May 2, 2012


Mad Nanna
I Made Blood Better
Negative Guest List LP 2012

What the world needs now, I take it, is another mile marker on the road of "gone." From the wilds of the Land That Keeps on Giving (lately), Australia, come Mad Nanna, slightly altering1 their Goaty Tapes release to make their 12" debut. Though it weren’t covered in twigs and grubs when I slid off its jacket, I wouldn’t have been surprised. Both sides of this…thing throb with post-police wake-up/holly-bush-facial/where-am-i-and-what-happened. It stands up on newborn legs, makes a D-grade effort to iron its shirt, and reenters society in search of another crunchy pillow (preferably one indoors).
Jandek comparisons are the pizza-flavored Combos of the music review vending machine; a call to Orkin when you need a hitman. Suffice to say, there have been acts and records like this about once a decade for at least 40 years and, sez me, you need all of ‘em. They are the trips for biscuits, the busted mornings, the anthems of mistake that warm the wormy-hearted. I can’t tell if these dudes (perhaps the most awkward assemblage of crumbs I’ve yet peeped, by the way) are writing melodies or just gently warping the tapes, and I don’t mean some Kevin Shields shit. I’m talking dead hoofers and all thumb jamborees, blowin brodies on bald tires til the break of dawn, with nary a try-hard in sight. “You Can’t Expect It,” is almost a song in that it has parts (plural!) and something (singular) akin to chops. But that’s about as close as they come to climbing into the box.

I assume this is one of the last howls of Negative Guest List, along with the Sky Needle LP and Ragtime Frank's The Truth, lest someone be brave enough to raise the torch. An appropriately muddied beginning for Mad Nanna’s vinyl career. Bravo!
Now if you’ll excuse me, I’m gonna go pound some vitamins. 

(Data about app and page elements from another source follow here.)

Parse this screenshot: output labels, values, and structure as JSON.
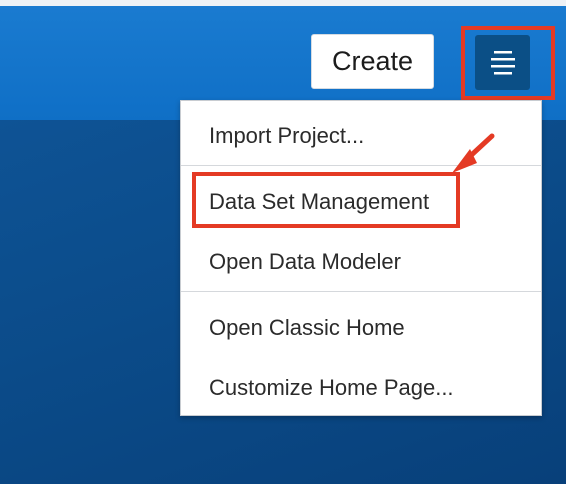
{
  "header": {
    "create_label": "Create",
    "menu_icon": "hamburger-menu-icon"
  },
  "menu": {
    "items": [
      {
        "label": "Import Project..."
      },
      {
        "label": "Data Set Management"
      },
      {
        "label": "Open Data Modeler"
      },
      {
        "label": "Open Classic Home"
      },
      {
        "label": "Customize Home Page..."
      }
    ]
  },
  "colors": {
    "header_blue": "#1a7bd0",
    "page_background": "#0b4b89",
    "menu_button": "#0b4f86",
    "annotation_red": "#e43a24"
  }
}
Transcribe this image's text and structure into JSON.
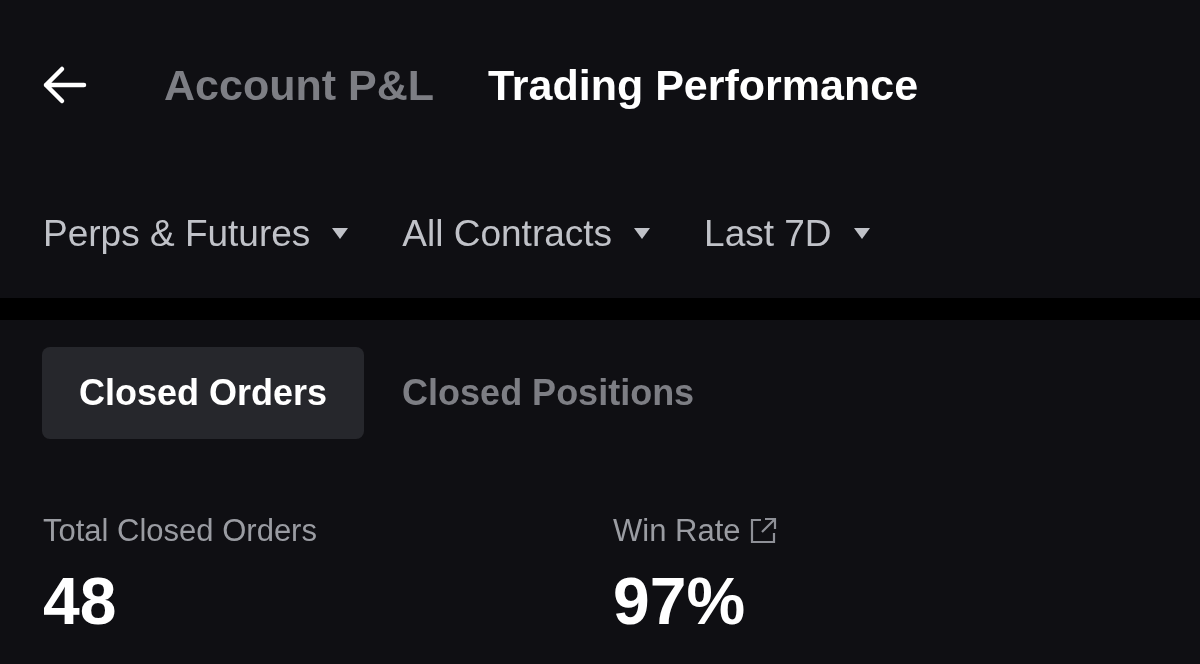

1(ejecting "Outside Donati's Meats,"--"A Day In the Life," made exclusively of burnt ends and smoked filters--which I was actually a touch bummed to see go)